William: I believe that paper allows us to be alone in a way we’re seldom alone any more.  It quiets the mind.  And people are hungry for that.  True, we all love all these devices, including me and my family.  But they’re also driving us crazy.  How do you strike a balance between being connected and disconnected?  That is what my book is about.  I look back at seven moment in history when a new technology came along posing a similar challenge to the one we face now.  At each moment I focus on one philosopher who had some useful practical ideas about how to deal with this in everyday life.  They range from Plato to Shakespeare to Thoreau.  And, of course, I mention Gutenberg.  While we always talk about the printing press itself as Gutenberg’s ultimate contribution to civilization, I argue his real achievement was allowing all of us to have the inward experience of reading, that delightful moment of being alone with a page.

Mario: Who do you see as the ideal audience for your book?

William: Readers of this book will be those who are inmersed in a digital world, but who sense that something is not right;  they will be thoughtful people who want to get to the bottom of this conundrum.  I think my readers will be those who love books, but who also carry a a BlackBerry or iPad with them.

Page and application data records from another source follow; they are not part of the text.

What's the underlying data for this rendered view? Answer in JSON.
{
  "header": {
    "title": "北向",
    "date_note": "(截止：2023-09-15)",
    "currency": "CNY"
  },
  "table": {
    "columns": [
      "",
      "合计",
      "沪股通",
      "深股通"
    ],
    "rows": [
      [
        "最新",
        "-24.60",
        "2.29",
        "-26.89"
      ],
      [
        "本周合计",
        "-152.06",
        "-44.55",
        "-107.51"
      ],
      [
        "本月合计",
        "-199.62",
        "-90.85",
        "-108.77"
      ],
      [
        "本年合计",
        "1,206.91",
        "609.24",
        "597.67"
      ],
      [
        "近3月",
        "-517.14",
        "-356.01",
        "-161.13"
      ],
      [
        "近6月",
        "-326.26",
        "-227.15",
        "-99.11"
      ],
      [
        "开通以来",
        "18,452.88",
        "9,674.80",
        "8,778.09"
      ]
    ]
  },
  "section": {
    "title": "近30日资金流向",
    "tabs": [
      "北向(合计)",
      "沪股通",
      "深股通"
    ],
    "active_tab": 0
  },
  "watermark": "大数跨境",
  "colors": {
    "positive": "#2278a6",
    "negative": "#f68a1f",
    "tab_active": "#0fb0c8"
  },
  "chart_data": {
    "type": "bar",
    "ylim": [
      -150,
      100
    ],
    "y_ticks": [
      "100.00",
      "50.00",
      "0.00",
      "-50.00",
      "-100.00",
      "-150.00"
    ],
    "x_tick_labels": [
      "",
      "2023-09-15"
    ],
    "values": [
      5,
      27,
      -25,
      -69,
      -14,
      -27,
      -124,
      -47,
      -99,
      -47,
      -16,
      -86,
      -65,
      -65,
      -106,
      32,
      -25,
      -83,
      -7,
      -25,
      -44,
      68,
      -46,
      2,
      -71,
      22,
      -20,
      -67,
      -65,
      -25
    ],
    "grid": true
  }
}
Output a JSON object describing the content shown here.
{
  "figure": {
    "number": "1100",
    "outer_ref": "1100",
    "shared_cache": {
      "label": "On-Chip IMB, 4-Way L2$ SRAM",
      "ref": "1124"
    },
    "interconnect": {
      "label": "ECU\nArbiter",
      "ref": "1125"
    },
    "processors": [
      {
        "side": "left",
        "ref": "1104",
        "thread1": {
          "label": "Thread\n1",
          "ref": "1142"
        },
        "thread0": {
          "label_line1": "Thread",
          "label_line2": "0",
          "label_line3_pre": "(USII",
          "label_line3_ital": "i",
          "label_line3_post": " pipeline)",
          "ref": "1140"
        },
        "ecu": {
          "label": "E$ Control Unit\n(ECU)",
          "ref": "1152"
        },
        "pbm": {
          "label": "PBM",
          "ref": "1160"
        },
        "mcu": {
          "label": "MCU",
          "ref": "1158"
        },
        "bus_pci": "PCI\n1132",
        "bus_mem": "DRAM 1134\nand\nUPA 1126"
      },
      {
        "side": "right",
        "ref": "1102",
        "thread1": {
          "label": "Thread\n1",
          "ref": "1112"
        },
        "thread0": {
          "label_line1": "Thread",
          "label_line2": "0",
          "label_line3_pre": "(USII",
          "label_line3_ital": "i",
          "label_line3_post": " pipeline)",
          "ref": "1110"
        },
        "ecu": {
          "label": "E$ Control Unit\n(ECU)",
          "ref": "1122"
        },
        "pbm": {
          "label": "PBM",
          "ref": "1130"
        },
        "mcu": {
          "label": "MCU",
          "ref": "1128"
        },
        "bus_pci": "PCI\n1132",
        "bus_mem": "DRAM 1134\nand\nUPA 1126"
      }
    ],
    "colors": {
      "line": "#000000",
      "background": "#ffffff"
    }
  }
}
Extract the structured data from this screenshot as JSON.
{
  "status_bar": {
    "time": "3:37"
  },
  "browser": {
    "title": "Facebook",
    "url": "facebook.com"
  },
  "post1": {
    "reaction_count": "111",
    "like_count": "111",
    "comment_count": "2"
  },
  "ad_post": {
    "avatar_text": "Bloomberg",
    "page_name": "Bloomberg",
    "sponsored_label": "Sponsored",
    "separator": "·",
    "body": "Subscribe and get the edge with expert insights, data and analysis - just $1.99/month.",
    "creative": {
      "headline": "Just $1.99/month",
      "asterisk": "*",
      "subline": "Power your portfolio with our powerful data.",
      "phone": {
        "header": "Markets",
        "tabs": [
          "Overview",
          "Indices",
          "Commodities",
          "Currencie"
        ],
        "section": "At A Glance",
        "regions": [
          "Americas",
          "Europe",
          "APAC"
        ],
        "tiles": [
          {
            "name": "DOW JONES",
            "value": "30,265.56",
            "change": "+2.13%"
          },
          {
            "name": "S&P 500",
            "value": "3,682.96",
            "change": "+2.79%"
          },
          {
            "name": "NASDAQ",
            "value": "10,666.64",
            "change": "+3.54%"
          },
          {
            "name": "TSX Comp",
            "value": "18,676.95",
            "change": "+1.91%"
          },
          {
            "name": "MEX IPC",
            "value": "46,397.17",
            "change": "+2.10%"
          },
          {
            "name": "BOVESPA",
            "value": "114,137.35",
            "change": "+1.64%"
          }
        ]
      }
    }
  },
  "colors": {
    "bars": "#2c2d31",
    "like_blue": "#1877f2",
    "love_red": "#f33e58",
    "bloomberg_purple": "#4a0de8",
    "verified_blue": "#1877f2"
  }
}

William tells us that his blog will be up soon at, where he will be discussing these questions regularly.